Rather than allowing anti-democratic Hungary to destroy this moment of unity, EU countries need to isolate Hungary and stay united. Luckily, most European countries seem to be opposed to Hungary’s actions (for now).
Even Hungary’s illiberal ally in the EU, Poland, is critical of Hungary’s support of Russia. The leader of the ruling Law and Justice party (PiS), Jarosław Kaczyński, argued that if Orbán is unable to “see what happened in Bucha [Ukraine], he must be advised to see an eye doctor.”
While European unity is still strong, the EU should use this moment to pursue closer integration because this unity is far from assured. As Orbán continues to block EU actions against Russia, he further threatens the unique consensus struck in Europe.
Ukrainian Foreign Ministry spokesman Oleh Nikolenko made it clear when he said that “if Hungary really wants to help end the war, here’s how to do it: stop destroying unity in the EU.”
What This Moment of Unity Should Be Used For
There are a number of reforms that are uniquely suited to this moment of European unity, but two are particularly important.
First, Europe needs to support its eastern flank. This includes giving Moldova, Georgia and Ukraine limited voting rights within the bloc, if not full membership. Carnegie Europe Fellow Judy Dempsey suggests giving these states special status and some voting rights within the EU’s Political and Security Committee (PSC).
The process for EU membership is understandably complicated and careful, but something like voting rights is an important short term signal of EU support. Signaling support for Ukraine and other Baltic states is particularly important given Putin’s belief that these states, especially Ukraine, are part of Russia.
Second, the EU needs to identify and stop threats to its unity — including threats within its own borders. The bloc is in the process of strengthening mechanisms to stop Hungary from thwarting its policies against Russia. This process is not moving fast enough.
Withholding COVID-19 relief funds from Hungary was an important first step and the EU was right to do it, but this is insufficient on its own.
Rather, the EU needs to make lasting changes to ensure that antidemocratic forces do not flourish within its own borders. However, current voting mechanisms need to be changed first, because they require unanimity — which means that even one or two member states can stop reform in its tracks.
For example, Poland can veto any legislation or reform that critiques illiberal democracy in Hungary. Because Poland itself disregards the rule of law, it has an incentive to use its veto to protect Hungary from punishment in this area.
Luckily, Poland is siding with the rest of Europe against Russia (and Hungary, too). This is the perfect time to push for Poland to reform its illiberal tendencies, while also pushing it away from Hungary. With the Polish government divided internally but united against Russia, the EU should use this moment to both isolate Hungary and reform Poland.
Polish President Andrzej Duda has worked to bring Poland back to moderation from its right-wing extremism. Europe should work with him to bring reform to his country. It could help reform the rest of Europe as well.
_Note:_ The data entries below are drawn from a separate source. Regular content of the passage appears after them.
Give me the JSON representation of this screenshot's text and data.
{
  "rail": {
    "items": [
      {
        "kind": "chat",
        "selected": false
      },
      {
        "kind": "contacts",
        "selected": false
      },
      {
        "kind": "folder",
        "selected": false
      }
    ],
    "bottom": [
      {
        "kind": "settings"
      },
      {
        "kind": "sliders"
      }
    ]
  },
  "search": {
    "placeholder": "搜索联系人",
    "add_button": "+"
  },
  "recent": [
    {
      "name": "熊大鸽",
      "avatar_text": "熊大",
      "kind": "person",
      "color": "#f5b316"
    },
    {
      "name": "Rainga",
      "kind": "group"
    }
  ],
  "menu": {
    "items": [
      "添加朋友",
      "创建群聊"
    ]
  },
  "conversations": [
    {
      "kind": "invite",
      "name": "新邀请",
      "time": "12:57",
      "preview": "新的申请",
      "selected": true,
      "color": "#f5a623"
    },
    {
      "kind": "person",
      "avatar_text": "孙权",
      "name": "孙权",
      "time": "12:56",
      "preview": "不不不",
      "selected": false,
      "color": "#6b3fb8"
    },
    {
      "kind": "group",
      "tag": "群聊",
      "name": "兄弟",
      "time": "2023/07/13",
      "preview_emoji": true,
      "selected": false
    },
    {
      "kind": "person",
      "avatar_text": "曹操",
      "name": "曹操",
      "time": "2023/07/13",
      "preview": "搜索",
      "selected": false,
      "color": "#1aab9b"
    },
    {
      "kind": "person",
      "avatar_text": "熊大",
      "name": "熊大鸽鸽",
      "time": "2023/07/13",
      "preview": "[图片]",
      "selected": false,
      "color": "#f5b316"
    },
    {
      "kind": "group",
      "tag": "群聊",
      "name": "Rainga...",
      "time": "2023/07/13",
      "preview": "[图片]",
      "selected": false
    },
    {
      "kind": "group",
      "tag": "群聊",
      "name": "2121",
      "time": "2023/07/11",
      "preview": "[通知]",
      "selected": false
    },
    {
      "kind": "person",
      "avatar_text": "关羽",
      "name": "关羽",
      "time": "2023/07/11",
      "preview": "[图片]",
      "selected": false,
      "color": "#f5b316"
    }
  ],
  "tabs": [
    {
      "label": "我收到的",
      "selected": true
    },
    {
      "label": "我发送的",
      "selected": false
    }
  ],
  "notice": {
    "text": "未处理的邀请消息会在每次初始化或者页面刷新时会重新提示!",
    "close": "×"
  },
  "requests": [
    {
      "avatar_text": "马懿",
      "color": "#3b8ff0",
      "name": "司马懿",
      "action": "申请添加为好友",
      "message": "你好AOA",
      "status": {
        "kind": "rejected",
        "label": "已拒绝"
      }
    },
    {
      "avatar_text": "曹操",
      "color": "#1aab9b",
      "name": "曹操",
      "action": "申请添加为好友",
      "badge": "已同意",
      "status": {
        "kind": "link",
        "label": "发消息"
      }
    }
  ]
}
Use It or Lose It
Neither of these reforms will be easy, nor can they be completed quickly. Progress towards these reforms must start now, while European capitals are receptive to acting together towards their common goal of stopping Russia.
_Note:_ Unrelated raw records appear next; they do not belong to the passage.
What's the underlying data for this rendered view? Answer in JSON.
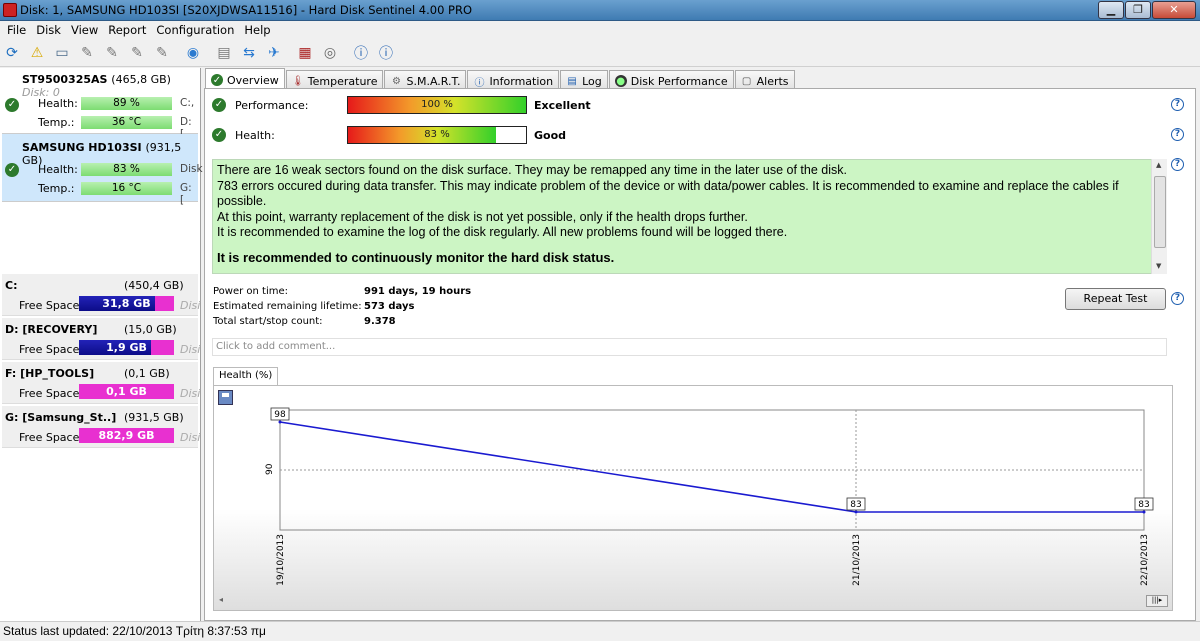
{
  "window": {
    "title": "Disk: 1, SAMSUNG HD103SI [S20XJDWSA11516]  -  Hard Disk Sentinel 4.00 PRO",
    "min": "▁",
    "max": "❐",
    "close": "✕"
  },
  "menu": [
    "File",
    "Disk",
    "View",
    "Report",
    "Configuration",
    "Help"
  ],
  "disks": [
    {
      "name": "ST9500325AS",
      "size": "(465,8 GB)",
      "sub": "Disk: 0",
      "health_label": "Health:",
      "health": "89 %",
      "temp_label": "Temp.:",
      "temp": "36 °C",
      "letters1": "C:,",
      "letters2": "D: ["
    },
    {
      "name": "SAMSUNG HD103SI",
      "size": "(931,5 GB)",
      "health_label": "Health:",
      "health": "83 %",
      "temp_label": "Temp.:",
      "temp": "16 °C",
      "letters1": "Disk",
      "letters2": "G: ["
    }
  ],
  "partitions": [
    {
      "name": "C:",
      "size": "(450,4 GB)",
      "free_label": "Free Space",
      "free": "31,8 GB",
      "used_fraction": 0.07,
      "disk_label": "Disi"
    },
    {
      "name": "D: [RECOVERY]",
      "size": "(15,0 GB)",
      "free_label": "Free Space",
      "free": "1,9 GB",
      "used_fraction": 0.13,
      "disk_label": "Disi"
    },
    {
      "name": "F: [HP_TOOLS]",
      "size": "(0,1 GB)",
      "free_label": "Free Space",
      "free": "0,1 GB",
      "used_fraction": 0.0,
      "disk_label": "Disi"
    },
    {
      "name": "G: [Samsung_St..]",
      "size": "(931,5 GB)",
      "free_label": "Free Space",
      "free": "882,9 GB",
      "used_fraction": 0.0,
      "disk_label": "Disi"
    }
  ],
  "tabs": [
    {
      "label": "Overview",
      "icon": "check-icon"
    },
    {
      "label": "Temperature",
      "icon": "thermometer-icon"
    },
    {
      "label": "S.M.A.R.T.",
      "icon": "smart-icon"
    },
    {
      "label": "Information",
      "icon": "info-icon"
    },
    {
      "label": "Log",
      "icon": "log-icon"
    },
    {
      "label": "Disk Performance",
      "icon": "performance-icon"
    },
    {
      "label": "Alerts",
      "icon": "alerts-icon"
    }
  ],
  "overview": {
    "performance_label": "Performance:",
    "performance_value": "100 %",
    "performance_fraction": 1.0,
    "performance_verdict": "Excellent",
    "health_label": "Health:",
    "health_value": "83 %",
    "health_fraction": 0.83,
    "health_verdict": "Good",
    "messages": [
      "There are 16 weak sectors found on the disk surface. They may be remapped any time in the later use of the disk.",
      "783 errors occured during data transfer. This may indicate problem of the device or with data/power cables. It is recommended to examine and replace the cables if possible.",
      "At this point, warranty replacement of the disk is not yet possible, only if the health drops further.",
      "It is recommended to examine the log of the disk regularly. All new problems found will be logged there."
    ],
    "recommendation": "It is recommended to continuously monitor the hard disk status.",
    "power_on_label": "Power on time:",
    "power_on_value": "991 days, 19 hours",
    "lifetime_label": "Estimated remaining lifetime:",
    "lifetime_value": "573 days",
    "startstop_label": "Total start/stop count:",
    "startstop_value": "9.378",
    "repeat_test": "Repeat Test",
    "comment_placeholder": "Click to add comment..."
  },
  "chart_data": {
    "type": "line",
    "tab_label": "Health (%)",
    "x": [
      "19/10/2013",
      "21/10/2013",
      "22/10/2013"
    ],
    "series": [
      {
        "values": [
          98,
          83,
          83
        ]
      }
    ],
    "y_tick_label": "90",
    "ylim": [
      80,
      100
    ],
    "grid": true,
    "line_color": "#1a1ad0"
  },
  "status": "Status last updated: 22/10/2013 Τρίτη 8:37:53 πμ"
}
This moment is finite and precarious, especially given Hungary’s opposition to European unity. If the EU does not use this opportunity, then it will lose it. Not only would this be a shame for Europe, but for the world that hopes for a stronger and more collaborative Europe that can better defend itself.
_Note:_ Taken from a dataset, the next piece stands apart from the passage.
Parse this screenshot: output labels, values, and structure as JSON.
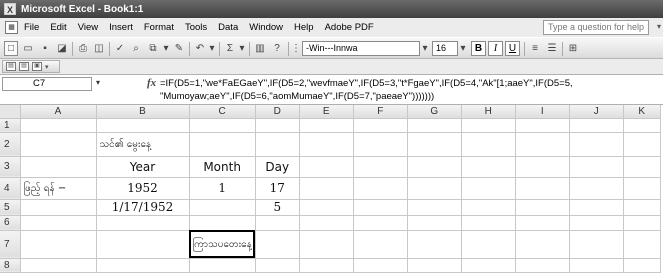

Sophie Boulter is a regular Review contributor and an incoming graduate student at the University of Cambridge. She graduated from Xavier University with degrees in Political Science and Philosophy.